5. Cringe. Write. Cringe. Edit. Once Bob is stifled, you might still feel icky about a paragraph or a chapter. Keep writing through it, even as you shake your head. If its unbearable, I go back after a few days and edit it to a more tolerable version but I try waiting a bit so I can be objective and actually edit and not just delete.
6. Skip around. you don’t have to write it linear. Lord Of The Rings filmed the first scene and the last scene at the same time because it worked for them. When I get stuck and don’t know how to proceed I jump to a little later or earlier in the novel and start writing that part.
7. Read. Read good work during your spare time, it helped me. Read bad work too when you’re down in the dumps so you can remind yourself you don’t have to be Jhumpa Lahiri to see your name in print.
8. Don’t Read Publishing Books. I think that was my biggest problem. They intimidate you and take away your drive at this point in the game. Its hard to publish. Making $ off of what you write might be darn well near impossible. But that should never be the reason to tell a story. It should be because it needs to be told and you want to tell it. At least at the first draft phase I’d stay clear of them. If you must, Stephen King’s “On Writing” is great.
9. Save it. everywhere. I wrote a story in which I poured my heart and soul in about nine years ago. My whole family knew the guy by name and even this past weekend he came up in conversation. He’s fictional but i had written him so he was as real to me as Harry Potter. Well, I saved it only on my home desktop and poof one day the desktop crashed and with it my story. Now, I save it on google docs, memory stick, and occasionally e-mail it to myself. Its better safe than sorry.
10. Don’t Plagiarize. Even in the first draft phase. I’ve seen folks borrow lines from here and there to fill in later.
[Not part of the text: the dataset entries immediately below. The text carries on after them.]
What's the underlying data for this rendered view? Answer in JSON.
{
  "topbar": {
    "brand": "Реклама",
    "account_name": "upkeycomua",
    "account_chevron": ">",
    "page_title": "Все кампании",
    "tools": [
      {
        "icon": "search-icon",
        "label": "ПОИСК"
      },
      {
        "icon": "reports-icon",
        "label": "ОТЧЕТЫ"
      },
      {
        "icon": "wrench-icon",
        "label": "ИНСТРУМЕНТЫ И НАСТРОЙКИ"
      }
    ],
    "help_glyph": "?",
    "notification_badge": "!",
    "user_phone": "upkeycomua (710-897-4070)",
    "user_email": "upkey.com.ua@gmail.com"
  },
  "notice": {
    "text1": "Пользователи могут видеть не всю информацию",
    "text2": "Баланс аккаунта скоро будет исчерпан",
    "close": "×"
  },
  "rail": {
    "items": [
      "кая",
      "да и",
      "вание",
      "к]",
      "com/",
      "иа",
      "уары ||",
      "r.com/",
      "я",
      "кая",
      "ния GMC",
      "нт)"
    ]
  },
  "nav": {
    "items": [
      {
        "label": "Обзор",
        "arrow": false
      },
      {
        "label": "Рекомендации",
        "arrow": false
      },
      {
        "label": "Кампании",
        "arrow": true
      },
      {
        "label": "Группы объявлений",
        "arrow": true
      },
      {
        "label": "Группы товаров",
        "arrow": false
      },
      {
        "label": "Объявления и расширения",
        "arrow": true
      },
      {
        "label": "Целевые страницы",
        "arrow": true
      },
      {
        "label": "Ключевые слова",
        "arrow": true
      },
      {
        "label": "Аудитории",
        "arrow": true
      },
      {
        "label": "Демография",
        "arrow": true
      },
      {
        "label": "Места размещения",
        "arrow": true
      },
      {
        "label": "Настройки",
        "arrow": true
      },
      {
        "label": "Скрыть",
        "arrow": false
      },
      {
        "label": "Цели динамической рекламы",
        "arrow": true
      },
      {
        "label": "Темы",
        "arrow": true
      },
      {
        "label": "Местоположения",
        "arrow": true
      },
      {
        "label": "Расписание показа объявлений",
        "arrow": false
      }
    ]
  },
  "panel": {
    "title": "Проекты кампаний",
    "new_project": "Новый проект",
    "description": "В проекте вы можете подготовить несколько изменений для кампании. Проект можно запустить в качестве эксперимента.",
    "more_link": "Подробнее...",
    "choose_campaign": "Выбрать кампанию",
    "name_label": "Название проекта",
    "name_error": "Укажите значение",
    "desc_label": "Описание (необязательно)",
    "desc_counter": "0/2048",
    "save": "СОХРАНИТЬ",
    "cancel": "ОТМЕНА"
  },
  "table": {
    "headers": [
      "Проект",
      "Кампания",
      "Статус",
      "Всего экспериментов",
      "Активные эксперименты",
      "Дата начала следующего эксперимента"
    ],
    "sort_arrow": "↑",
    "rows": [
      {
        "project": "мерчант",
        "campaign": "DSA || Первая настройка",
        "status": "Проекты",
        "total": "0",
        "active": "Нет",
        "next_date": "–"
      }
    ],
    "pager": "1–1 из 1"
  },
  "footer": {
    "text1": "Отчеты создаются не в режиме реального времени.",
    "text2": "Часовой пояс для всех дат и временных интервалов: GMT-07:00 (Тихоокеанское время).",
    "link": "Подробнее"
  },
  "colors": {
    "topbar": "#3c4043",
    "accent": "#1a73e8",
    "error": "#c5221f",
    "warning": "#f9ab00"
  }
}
I look at people like Kaavya who let others words get in the way of what may have been a good novel ANYWAY, and I can’t help but think that its best not to risk it even in the earlier phases.